Filipino entrepreneurs who presumably contribute to the national economy. Apparently, they
brought this appeal, believing in all good faith, although mistakenly, that they had not committed
a violation of B.P. Blg. 22. Otherwise, they could simply have accepted the judgment of the trial
court and applied for probation to evade a prison term.
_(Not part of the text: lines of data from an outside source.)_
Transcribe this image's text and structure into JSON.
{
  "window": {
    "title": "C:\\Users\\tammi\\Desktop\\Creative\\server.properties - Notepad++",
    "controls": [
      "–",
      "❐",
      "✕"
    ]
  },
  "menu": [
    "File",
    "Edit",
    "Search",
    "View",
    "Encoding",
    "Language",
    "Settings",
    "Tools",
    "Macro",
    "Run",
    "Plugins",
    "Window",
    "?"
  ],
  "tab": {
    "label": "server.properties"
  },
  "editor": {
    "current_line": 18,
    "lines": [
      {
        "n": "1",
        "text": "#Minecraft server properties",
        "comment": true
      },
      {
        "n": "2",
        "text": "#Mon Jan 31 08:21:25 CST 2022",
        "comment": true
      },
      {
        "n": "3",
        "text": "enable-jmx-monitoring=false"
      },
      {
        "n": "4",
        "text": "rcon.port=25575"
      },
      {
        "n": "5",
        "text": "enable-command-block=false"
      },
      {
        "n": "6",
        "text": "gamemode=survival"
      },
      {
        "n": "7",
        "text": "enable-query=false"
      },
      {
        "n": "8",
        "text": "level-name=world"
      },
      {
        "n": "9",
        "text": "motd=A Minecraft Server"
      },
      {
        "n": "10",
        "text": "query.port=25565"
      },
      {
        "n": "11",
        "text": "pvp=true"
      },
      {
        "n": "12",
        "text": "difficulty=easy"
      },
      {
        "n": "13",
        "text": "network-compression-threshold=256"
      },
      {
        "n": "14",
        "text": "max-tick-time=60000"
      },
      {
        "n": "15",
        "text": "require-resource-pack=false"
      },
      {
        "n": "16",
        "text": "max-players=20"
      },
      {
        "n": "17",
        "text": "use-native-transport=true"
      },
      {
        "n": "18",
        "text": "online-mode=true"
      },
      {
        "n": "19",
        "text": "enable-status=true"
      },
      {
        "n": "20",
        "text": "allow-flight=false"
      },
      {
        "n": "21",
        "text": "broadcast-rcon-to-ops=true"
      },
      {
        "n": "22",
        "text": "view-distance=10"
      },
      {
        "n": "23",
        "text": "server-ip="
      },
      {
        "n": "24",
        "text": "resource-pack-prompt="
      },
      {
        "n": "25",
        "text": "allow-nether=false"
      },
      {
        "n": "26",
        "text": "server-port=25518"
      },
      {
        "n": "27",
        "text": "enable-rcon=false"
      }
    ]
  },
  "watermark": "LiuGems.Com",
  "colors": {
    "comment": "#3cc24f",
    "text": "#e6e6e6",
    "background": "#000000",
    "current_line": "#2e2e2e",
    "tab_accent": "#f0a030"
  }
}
It would best serve the ends of criminal
justice if in fixing the penalty within the range of discretion allowed by 1, par. 1, the same
philosophy underlying the Indeterminate Sentence Law is observed, namely, that of redeeming
valuable human material and preventing unnecessary deprivation of personal liberty and
economic usefulness with due regard to the protection of the social order.[10] In this case we
believe that a fine in an amount equal to double the amount of the check involved is an
appropriate penalty to impose on each of the petitioners.
WHEREFORE, the decision of the Court of Appeals is AFFIRMED with the modification
that the sentence of imprisonment is deleted and petitioners are each ordered to pay a fine
of P20,000.00 equivalent to double the amount of the check.
Melo (Acting Chairman) and Puno, JJ., concur.
Martinez, J., on official leave.


Per Justice Celia Lipana-Reyes and concurred in by Justices Corona Ibay-Somera and Salvador J. Valdez, Jr.


Per Justice Salvador J. Valdez, Jr. and concurred in by Justices Corona Ibay-Somera and Conchita Carpio Morales.


274 SCRA 572 (1997).


Navarro v. Court of Appeals, 234 SCRA 639, 643-644 (1994).


People v. Laggui, 171 SCRA 305, 311 (1989).


274 SCRA 572 (1997).


Supplemental Petition, dated May 27, 1998, pp. 2-4; Rollo, pp. 59-61.


Petition, p. 13; id., p. 33.


E.g., People v. Ballabare, 264 SCRA 350 (1996); Molina v. People, 259 SCRA 138 (1996); People v. Romero, 224
SCRA 749 (1993).

See People v. Ducosin, 59 Phil. 109, 117 (1933).